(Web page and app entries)

==================================================

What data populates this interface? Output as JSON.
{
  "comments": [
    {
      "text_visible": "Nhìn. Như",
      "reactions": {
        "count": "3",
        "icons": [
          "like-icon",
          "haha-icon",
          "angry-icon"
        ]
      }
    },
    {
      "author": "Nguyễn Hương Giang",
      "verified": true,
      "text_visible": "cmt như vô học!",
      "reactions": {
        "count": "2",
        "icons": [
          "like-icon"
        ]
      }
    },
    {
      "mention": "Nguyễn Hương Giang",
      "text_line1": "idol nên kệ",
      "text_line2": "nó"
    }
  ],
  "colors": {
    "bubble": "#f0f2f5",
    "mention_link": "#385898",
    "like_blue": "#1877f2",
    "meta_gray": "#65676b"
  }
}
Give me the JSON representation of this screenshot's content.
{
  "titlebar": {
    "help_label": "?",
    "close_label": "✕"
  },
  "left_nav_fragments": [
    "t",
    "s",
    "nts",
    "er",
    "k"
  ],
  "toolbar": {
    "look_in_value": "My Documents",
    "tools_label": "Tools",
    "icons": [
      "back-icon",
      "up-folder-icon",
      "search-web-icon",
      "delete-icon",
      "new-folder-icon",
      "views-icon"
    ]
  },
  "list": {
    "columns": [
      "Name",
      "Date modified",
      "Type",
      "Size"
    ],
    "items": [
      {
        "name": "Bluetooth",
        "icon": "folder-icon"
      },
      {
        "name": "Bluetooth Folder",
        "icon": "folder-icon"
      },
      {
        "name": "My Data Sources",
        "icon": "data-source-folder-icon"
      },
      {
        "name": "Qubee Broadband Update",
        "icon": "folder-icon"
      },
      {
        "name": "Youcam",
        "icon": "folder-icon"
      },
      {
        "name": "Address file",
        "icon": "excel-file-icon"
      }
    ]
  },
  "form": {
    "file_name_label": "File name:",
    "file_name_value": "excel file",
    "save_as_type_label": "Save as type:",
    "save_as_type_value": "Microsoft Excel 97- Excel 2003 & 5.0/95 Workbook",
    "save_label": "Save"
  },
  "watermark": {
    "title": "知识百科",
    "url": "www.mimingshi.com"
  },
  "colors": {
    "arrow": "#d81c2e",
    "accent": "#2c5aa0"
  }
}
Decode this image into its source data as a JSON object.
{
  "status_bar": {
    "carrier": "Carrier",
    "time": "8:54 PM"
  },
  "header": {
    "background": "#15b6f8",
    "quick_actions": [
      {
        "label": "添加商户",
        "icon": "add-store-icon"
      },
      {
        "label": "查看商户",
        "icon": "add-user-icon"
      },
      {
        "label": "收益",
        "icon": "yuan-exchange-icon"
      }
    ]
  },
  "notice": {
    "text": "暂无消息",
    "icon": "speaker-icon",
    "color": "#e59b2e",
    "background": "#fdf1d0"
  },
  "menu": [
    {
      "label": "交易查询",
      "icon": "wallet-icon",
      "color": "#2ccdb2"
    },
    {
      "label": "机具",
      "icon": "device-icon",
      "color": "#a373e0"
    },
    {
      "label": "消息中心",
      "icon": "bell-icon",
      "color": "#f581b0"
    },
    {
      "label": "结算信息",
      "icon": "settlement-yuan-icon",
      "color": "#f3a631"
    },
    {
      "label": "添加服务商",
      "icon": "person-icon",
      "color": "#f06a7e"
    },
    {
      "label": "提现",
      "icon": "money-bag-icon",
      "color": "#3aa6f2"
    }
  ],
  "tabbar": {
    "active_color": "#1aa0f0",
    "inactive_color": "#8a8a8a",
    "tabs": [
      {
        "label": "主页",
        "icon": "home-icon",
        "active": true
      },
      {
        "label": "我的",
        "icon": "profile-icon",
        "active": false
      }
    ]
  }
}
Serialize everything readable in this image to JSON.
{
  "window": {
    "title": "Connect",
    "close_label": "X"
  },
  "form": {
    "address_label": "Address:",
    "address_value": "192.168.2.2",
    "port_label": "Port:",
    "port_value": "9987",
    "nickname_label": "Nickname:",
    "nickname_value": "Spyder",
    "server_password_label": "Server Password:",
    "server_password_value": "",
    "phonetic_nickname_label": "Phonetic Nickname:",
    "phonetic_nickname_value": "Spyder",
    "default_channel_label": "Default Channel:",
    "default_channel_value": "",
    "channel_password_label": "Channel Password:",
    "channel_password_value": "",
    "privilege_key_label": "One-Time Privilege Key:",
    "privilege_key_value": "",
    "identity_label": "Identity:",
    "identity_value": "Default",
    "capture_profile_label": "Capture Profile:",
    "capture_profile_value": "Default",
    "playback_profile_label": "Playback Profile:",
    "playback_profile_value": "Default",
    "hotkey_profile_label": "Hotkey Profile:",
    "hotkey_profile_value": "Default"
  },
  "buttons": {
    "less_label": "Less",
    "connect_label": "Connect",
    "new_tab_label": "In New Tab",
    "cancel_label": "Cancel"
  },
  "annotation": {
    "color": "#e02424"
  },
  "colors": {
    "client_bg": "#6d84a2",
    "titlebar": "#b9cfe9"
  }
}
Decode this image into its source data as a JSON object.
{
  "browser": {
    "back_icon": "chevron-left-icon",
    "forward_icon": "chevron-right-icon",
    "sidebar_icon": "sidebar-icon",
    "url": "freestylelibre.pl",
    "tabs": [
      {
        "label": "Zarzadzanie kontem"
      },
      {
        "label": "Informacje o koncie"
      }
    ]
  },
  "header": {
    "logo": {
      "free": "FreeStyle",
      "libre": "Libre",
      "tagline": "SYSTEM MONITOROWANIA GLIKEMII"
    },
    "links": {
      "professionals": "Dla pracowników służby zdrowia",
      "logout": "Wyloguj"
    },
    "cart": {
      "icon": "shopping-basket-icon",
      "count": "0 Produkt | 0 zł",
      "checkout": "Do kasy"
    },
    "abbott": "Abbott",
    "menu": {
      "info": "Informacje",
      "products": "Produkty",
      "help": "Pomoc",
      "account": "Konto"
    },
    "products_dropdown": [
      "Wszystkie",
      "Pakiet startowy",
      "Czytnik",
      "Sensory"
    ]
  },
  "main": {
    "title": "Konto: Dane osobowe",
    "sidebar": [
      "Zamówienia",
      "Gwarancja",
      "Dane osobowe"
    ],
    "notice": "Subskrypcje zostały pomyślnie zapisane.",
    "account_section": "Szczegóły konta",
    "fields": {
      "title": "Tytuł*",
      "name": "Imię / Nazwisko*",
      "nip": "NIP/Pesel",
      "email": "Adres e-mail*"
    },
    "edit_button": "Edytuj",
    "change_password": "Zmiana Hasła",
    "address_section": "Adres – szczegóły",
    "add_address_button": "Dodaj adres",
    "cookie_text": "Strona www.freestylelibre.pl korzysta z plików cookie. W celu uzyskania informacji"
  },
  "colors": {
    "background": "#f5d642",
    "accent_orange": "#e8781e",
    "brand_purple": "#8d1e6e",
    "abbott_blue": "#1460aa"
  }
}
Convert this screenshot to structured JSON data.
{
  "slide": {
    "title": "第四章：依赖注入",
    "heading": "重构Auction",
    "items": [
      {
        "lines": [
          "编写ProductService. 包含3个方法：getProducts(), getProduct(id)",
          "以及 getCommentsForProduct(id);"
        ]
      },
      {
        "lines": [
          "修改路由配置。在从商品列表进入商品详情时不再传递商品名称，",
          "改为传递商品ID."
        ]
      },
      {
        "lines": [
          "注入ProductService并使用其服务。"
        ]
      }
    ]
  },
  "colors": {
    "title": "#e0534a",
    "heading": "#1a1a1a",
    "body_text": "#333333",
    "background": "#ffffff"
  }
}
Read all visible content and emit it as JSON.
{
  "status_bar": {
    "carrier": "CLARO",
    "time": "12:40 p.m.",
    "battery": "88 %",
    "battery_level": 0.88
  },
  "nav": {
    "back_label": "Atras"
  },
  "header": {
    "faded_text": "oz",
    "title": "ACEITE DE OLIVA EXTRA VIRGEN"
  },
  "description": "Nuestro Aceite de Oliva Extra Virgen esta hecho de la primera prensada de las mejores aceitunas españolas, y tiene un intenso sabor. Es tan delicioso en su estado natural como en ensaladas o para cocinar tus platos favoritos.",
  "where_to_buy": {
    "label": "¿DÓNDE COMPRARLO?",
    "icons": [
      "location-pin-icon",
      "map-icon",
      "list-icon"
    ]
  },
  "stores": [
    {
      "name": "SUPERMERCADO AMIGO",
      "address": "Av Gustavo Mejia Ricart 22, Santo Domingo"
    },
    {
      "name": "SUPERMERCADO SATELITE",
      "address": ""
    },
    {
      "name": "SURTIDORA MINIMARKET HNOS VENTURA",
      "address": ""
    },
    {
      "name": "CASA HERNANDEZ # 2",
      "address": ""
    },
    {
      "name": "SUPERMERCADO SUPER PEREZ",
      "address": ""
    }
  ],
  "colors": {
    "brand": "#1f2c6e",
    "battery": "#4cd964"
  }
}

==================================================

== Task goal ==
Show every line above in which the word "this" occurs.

== Output ==
What data populates this interface? Output as JSON.
Give me the JSON representation of this screenshot's content.
Decode this image into its source data as a JSON object.
Serialize everything readable in this image to JSON.
Decode this image into its source data as a JSON object.
Convert this screenshot to structured JSON data.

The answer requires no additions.